▶ Problem details
Look for the word "MELBOURNE" in the entries and copy every line where it shows up.

━━━ Material provided

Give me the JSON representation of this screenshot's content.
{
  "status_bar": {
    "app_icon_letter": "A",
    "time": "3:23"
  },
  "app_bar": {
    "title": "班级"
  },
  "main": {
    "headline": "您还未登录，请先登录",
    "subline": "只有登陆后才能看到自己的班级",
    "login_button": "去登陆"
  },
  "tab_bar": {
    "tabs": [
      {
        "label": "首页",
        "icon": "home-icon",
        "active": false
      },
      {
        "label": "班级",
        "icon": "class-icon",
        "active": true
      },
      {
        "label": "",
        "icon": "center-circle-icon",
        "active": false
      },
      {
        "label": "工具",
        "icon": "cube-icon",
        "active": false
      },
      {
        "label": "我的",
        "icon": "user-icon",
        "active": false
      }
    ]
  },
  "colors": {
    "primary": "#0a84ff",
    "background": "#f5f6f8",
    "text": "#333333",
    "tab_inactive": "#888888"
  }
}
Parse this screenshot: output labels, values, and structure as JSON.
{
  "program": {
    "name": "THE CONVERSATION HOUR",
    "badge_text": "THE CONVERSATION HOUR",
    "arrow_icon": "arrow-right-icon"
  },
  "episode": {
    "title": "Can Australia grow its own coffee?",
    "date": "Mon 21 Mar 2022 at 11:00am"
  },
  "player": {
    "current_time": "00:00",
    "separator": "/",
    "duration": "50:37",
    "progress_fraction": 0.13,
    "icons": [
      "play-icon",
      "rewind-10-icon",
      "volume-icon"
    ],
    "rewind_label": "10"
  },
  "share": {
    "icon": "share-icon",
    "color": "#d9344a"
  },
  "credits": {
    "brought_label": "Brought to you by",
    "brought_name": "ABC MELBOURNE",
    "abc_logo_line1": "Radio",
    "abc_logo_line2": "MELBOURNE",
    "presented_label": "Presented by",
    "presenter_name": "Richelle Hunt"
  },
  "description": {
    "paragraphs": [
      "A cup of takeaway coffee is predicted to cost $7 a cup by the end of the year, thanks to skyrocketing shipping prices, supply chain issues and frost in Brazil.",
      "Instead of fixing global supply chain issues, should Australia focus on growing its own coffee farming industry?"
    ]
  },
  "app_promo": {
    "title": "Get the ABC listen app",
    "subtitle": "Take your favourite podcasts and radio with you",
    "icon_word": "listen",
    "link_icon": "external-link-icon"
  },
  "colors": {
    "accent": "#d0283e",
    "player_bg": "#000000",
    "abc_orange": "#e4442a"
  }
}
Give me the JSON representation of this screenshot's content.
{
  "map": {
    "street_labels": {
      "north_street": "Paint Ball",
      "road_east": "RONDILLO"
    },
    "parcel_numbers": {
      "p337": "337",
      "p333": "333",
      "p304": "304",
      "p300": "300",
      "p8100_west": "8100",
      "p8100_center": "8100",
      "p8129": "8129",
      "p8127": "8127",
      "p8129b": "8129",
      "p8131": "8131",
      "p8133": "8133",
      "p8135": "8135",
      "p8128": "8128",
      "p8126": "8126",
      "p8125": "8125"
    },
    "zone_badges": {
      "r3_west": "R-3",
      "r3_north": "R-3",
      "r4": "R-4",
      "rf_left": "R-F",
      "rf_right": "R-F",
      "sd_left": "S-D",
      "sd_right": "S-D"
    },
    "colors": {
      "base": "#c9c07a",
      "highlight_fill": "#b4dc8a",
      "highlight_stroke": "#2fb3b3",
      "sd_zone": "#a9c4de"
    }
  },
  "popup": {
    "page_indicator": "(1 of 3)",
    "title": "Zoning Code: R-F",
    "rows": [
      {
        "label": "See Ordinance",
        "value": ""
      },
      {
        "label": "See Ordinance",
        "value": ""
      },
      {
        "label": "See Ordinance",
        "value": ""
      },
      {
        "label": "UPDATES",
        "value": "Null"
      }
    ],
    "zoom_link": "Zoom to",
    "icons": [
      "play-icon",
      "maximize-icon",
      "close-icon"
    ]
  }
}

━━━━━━

▶ Your response
    "brought_name": "ABC MELBOURNE",
    "abc_logo_line2": "MELBOURNE",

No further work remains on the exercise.